PROBLEM TO WORK ON:
Go through the records below and copy out every line holding "group".

Excerpts from an interface dataset
══════════════════════════════

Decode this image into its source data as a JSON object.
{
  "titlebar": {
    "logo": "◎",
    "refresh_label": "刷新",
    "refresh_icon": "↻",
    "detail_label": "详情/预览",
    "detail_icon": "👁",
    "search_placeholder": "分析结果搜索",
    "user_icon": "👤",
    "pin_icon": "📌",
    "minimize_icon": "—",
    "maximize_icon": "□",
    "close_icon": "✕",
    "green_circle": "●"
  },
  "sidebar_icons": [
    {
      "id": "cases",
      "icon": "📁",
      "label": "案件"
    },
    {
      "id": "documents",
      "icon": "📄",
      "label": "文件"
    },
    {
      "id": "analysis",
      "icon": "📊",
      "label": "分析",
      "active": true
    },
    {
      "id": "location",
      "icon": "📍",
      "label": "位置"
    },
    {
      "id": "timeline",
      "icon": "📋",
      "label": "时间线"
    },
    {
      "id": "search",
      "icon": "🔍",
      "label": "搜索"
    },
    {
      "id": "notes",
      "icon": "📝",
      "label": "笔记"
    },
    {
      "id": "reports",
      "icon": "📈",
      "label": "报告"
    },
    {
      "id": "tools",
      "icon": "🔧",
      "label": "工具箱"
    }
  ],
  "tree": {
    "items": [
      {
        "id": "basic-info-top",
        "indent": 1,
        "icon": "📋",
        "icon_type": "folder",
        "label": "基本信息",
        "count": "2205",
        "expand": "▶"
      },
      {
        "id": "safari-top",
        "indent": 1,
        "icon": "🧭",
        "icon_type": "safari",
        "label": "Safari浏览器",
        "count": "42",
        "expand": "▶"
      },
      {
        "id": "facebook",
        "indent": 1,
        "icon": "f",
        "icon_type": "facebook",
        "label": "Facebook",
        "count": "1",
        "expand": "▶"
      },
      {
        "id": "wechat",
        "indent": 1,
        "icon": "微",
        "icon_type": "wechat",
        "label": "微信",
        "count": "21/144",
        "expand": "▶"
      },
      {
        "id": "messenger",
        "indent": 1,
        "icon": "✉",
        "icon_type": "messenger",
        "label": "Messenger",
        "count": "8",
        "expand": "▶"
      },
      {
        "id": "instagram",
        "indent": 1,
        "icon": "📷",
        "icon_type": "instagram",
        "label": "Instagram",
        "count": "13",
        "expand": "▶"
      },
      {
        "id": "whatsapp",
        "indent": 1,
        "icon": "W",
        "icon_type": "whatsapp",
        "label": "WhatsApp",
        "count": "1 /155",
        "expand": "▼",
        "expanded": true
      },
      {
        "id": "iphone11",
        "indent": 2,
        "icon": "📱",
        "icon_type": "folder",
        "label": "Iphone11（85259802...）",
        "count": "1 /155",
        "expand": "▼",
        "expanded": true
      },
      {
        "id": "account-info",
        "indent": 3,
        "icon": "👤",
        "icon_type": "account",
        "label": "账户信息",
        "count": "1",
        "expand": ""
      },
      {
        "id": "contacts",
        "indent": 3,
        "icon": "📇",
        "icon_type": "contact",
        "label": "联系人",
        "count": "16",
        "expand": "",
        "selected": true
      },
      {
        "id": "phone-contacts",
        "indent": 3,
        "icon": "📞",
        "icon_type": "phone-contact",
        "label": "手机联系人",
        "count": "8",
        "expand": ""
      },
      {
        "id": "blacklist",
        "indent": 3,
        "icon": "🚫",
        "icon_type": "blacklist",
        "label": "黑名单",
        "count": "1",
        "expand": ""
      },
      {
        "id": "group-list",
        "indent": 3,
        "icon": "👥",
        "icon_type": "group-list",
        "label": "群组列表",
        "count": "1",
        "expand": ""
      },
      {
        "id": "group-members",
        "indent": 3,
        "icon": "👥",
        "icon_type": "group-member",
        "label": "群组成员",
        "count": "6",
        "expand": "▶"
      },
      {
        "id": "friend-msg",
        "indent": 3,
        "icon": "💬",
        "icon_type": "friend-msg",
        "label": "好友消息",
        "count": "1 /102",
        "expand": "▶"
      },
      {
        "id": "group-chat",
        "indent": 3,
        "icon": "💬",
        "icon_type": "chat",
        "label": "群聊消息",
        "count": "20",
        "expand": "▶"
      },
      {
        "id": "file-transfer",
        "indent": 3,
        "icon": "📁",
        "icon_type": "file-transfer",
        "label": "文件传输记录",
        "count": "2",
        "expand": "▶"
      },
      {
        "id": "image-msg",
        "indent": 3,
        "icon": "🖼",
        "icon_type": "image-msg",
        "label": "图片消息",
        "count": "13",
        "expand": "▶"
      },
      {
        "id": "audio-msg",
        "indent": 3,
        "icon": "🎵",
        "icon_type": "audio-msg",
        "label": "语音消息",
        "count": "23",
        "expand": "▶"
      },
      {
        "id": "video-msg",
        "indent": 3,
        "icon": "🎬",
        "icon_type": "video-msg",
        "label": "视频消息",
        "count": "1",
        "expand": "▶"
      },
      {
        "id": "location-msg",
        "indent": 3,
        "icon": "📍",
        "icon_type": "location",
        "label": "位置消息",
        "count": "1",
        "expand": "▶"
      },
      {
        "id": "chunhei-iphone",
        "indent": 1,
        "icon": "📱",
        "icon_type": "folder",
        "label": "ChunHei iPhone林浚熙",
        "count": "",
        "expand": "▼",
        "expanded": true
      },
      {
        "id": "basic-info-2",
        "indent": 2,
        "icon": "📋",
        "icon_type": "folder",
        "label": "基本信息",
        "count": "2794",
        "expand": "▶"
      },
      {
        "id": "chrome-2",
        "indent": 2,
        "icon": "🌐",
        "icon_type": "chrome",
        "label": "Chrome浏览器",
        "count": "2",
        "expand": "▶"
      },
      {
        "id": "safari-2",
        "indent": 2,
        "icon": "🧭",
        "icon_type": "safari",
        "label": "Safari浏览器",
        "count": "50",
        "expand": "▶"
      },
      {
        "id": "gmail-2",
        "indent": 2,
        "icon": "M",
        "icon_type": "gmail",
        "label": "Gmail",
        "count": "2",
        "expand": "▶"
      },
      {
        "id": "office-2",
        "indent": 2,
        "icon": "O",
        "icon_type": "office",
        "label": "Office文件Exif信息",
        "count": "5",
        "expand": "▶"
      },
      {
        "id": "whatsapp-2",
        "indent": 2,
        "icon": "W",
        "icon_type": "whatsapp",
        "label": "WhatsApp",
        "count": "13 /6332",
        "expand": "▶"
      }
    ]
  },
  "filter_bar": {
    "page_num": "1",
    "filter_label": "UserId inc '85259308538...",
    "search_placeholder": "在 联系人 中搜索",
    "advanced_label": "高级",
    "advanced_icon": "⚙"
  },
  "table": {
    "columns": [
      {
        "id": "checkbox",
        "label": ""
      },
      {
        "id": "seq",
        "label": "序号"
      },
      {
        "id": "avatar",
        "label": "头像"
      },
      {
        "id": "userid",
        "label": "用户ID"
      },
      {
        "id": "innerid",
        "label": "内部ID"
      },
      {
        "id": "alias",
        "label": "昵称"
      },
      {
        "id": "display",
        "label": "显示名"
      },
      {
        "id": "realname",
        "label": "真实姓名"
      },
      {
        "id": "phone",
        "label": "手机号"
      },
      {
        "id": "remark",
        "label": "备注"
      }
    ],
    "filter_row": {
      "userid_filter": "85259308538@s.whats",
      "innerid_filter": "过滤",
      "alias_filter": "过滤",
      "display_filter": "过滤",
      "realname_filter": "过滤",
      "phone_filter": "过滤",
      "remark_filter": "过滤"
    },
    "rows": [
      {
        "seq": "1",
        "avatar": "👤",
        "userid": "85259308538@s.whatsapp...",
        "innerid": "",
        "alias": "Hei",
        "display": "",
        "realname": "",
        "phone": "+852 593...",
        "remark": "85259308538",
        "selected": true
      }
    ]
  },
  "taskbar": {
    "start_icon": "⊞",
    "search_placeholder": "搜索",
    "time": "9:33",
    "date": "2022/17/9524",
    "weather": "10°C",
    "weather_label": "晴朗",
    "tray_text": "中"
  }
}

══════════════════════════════

EXPECTED OUTPUT:
        "id": "group-list",
        "icon_type": "group-list",
        "id": "group-members",
        "icon_type": "group-member",
        "id": "group-chat",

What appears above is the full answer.